# Question about dimensionality of geometric vectors

I have a seemingly basic question about the transformation of units while normalizing a geometric vector. Let's take for example a vector v having components x and y denoting the distance from the beginning of a coordinate system. Therefore the dimension/unit of both x and y is the length - let's call it D. The length of v is the root of sum of their squares, which means the root of D^2, so simply D again. Given that normalization involves dividing x and y by the length of v, we get D/D which gives us a dimensionless quantity. So the normalized vector is dimensionless or am I making a mistake somewhere?

• Yes the only information it carries is direction, the units are part of the magnitude. – Triatticus Dec 22 '16 at 10:52
• That makes sense, although intuition suggests a normalized vector is simply a vector that is scaled. – krojew Dec 22 '16 at 11:07

## 1 Answer

Yes, your intuition is right. A normalized vector has length $1$, without a unit.

In a sense, it lives in a different vector space than the length-based one, just like velocities, frequencies and various other physical quantities live in different vector spaces.
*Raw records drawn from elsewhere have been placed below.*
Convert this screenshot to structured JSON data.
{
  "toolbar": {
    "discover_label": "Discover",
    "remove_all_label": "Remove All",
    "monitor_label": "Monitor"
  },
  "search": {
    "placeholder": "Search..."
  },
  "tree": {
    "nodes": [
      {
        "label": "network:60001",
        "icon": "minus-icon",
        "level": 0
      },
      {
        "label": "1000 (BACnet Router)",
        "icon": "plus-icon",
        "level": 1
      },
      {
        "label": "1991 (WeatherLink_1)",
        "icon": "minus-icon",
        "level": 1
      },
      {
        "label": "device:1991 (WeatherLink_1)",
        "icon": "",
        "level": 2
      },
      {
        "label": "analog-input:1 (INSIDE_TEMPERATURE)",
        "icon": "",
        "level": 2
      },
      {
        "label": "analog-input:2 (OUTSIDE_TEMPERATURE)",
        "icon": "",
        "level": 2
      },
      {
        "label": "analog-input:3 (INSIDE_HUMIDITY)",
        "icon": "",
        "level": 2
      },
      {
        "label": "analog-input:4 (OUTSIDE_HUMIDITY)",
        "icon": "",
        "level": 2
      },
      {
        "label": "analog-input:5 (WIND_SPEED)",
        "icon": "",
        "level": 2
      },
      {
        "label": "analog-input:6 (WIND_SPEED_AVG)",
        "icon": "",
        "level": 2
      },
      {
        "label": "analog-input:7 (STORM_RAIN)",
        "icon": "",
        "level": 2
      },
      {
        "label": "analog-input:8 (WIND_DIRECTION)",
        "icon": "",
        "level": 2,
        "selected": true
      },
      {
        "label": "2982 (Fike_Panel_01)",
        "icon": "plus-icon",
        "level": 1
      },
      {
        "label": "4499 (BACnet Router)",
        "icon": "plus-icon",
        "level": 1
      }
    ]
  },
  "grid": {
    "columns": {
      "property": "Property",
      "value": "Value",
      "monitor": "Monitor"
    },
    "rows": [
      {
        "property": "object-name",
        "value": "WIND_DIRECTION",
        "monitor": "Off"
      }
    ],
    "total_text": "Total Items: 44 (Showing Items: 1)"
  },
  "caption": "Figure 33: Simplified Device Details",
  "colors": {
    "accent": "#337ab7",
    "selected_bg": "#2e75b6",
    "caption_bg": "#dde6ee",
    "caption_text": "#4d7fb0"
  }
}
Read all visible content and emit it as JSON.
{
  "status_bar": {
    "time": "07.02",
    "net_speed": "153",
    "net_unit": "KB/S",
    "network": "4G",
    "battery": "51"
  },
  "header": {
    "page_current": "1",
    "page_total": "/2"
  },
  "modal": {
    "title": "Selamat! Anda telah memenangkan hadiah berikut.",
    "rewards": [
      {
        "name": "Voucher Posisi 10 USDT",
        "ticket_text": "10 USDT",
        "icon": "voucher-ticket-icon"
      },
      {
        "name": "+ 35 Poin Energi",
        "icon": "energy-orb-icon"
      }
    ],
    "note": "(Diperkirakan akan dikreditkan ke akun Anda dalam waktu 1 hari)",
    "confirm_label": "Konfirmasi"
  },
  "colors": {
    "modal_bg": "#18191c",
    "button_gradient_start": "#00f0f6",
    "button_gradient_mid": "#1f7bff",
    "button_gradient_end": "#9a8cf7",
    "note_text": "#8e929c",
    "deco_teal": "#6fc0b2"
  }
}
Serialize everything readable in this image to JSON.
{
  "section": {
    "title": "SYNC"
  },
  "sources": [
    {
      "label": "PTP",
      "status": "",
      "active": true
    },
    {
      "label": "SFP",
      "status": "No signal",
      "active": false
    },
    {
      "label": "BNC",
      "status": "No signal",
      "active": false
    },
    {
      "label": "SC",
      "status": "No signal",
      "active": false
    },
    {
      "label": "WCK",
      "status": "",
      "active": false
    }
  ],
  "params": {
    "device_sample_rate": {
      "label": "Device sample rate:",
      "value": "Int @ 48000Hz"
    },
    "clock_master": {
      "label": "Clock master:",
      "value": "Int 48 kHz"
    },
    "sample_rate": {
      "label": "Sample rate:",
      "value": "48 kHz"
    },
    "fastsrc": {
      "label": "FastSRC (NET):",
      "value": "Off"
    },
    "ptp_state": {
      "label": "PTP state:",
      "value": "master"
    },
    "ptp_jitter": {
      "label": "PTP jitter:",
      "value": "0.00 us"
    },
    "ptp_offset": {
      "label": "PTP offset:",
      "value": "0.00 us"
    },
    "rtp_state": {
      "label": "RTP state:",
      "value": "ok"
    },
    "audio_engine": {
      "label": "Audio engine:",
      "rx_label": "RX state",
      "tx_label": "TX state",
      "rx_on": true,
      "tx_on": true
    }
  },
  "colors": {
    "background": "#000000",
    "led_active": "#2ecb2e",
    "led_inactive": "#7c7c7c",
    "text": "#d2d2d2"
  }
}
You can multiply any length with a normalized vector to obtain a vector of the given length in the given direction, i.e. to convert from a dimensionless vector to one with a length dimension, but it's indeed best to consider this a separate step.